Want to Improve Your Writing? Change Your Thinking

A mental shift in how we think about our writing and process can change our perspective, and thus, help us see the things we’ve been missing. A long time ago, when I was still fairly new to writing, I had my mind blown by a simple “change of perspective” in how I looked at writing. It was a light-bub moment that finally made me understand something I’d been struggling with at that time—point of view. In the years that followed, I’ve had plenty moments where changing how I viewed or thought about something writing-related helped me understand it, or use it better. As I’ve spoken with other writers, I’ve seen the same lights go on in their eyes as they looked at something they’d struggled with and finally saw things click into place. There’s a reason there is so much wr Read More

How to Restore Your Love of Writing

When the money doesn’t come flowing in or when the market ignores your book, it’s easy to lose the joy in writing. Fortunately, you can get it back. What Rewards are Writers Seeking? In almost everything we do, there are two types of rewards involved: Extrinsic rewards are those we get from the outside world, including money, recognition, prizes, and praise. Intrinsic rewards are those we get from inside ourselves, including a sense of accomplishment, personal satisfaction, mastery of a craft or skill, or simply the pleasure of pursuing something we enjoy. Though both methods can be effective when you’re pursuing a goal, it depends on what kind of goal it is. Some research has suggested that extrinsic rewards—particularly money—may in some cases be detrimental to creative g Read More

Why The More Successful Writers Fail The Most

Successful Writers Sometimes, we meet/discover a writer who is super successful.  We think they must have been super lucky, too. Right place, right time and all that. If only we were so lucky! But what if I told you they’re super successful BECAUSE they failed … A LOT. Seems like an oxymoron, right? Except it isn’t. Many amazing writers are ‘successful failures’. The above quote is from J K Rowling’s Harvard Commencement Speech, The Fringe Benefits of Failure and the Importance of Imagination. Being as successful as she is, it’s hard to think of her as a writer who failed. But she did and so have countless other success stories.   Failure Is Not Fatal Maya Angelou is another amazing writer. She came up against huge obstacles in her life, yet she saw the value of failure Read More

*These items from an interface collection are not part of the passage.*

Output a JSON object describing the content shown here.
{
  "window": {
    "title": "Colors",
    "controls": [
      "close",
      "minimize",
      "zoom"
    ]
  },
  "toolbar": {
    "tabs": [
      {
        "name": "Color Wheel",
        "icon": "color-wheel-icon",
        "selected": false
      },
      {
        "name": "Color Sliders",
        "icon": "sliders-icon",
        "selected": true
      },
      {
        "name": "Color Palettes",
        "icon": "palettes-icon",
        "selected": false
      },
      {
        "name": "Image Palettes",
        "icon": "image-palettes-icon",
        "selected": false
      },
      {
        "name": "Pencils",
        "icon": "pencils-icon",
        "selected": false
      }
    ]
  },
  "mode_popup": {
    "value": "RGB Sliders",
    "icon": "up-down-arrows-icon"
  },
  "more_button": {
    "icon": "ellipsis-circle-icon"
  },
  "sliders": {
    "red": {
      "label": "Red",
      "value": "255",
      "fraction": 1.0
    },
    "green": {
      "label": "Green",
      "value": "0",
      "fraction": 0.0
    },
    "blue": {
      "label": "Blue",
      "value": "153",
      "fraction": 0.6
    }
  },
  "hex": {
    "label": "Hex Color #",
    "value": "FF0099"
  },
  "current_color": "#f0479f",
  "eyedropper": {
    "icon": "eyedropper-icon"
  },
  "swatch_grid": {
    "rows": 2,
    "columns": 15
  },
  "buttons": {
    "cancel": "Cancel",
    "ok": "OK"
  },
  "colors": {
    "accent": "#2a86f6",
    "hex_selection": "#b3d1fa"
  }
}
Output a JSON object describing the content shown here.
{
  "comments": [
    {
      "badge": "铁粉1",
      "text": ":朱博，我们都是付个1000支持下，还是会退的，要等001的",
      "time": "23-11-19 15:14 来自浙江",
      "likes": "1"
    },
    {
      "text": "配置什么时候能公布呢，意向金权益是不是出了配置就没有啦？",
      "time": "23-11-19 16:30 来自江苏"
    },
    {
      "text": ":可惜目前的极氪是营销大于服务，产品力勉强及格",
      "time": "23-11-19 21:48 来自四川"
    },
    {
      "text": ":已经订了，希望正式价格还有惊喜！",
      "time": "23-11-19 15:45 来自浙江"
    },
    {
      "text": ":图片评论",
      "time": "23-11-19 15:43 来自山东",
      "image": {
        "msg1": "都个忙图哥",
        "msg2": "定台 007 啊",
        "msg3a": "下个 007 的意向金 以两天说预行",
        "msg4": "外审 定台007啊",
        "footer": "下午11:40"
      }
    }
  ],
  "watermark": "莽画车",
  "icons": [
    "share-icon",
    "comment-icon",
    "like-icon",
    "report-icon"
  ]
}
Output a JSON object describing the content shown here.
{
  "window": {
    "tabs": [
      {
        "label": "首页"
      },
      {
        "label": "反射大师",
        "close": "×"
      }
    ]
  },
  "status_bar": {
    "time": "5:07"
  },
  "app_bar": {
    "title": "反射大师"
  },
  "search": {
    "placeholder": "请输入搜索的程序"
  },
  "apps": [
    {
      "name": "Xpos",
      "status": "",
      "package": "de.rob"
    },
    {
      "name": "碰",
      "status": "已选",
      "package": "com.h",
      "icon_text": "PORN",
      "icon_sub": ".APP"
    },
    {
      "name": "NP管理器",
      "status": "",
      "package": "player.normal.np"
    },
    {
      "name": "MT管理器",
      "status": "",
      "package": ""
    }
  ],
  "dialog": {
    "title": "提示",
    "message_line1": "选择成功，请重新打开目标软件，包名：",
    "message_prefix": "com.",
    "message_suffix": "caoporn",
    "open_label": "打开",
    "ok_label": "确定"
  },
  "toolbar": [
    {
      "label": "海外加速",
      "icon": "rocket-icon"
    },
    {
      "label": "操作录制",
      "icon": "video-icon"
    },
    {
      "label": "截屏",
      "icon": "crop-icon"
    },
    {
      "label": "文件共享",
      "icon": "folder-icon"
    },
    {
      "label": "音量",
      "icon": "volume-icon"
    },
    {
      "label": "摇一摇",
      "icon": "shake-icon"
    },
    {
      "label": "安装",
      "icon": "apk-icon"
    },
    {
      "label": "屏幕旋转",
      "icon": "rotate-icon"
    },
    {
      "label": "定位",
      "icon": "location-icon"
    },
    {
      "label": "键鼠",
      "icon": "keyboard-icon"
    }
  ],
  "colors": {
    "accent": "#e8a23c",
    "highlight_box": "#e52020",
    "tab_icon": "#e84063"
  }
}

All About Productivity

Productivity is a key concern of Bang2writers. It’s not difficult to see why: procrastination is a huge problem for writers. It’s easy to get stuck in a non-productive rut. We are daydreamers after all! So, if you’re a hobby writer wanting to turn pro, or a pro wanting to get more done, you need to learn how to boost your productivity. Luckily, we at B2W Headquarters have put together this handy round-up to help you make the most of your writing time. 1) 11 Habits That Can Transform Your Productivity Create good habits. Sounds easy, doesn’t it?? Yet it’s something many creatives struggle with. Working for yourself, sometimes with little to zero pay, can damage productivity and good habits. HERE are some tips to help stay on track. 2) The Weird and Wonderful Habits of 20 Famous Read More

What it Feels Like When Your Writing is Rejected – and How to Bounce Back

One reader asked me: “I’d like to know what it’s like to get rejected by a publisher or several (if that’s ever happened to you) and how you bounce back from it.” It has indeed happened to me – as you can see from the photo above! Those are all the rejection letters I received in 2007 – 2008, for a fantasy novel that I was shipping around to agents/publishers, and for short stories that I was sending to magazines. I’ve had plenty of rejections since then, too: competition entries that didn’t even get placed, guest posts pitches that were turned down, reviews of my novels that were less than stellar. Rejection is simply part of the business of writing. Of course, it would be great if everything you wrote was loved and snapped up by the first editor who saw it. But agents Read More